Record set =>
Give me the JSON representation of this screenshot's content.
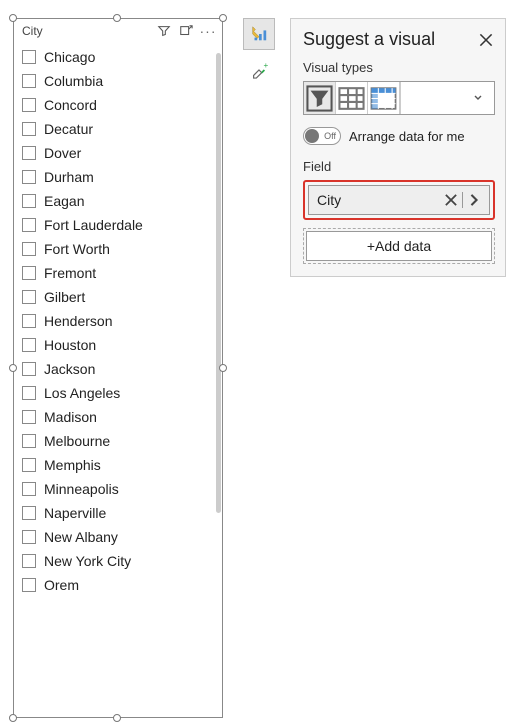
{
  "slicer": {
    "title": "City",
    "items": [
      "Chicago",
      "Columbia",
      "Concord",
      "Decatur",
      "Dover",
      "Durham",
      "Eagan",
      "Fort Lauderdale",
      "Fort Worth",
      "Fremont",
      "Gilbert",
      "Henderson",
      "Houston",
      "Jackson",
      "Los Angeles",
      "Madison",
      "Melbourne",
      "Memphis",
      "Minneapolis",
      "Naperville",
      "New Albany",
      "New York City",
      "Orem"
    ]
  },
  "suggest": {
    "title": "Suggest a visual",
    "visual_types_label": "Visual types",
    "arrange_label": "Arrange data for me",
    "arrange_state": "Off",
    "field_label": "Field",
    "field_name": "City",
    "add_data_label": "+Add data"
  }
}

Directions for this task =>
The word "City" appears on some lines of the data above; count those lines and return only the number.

Worked solution =>
3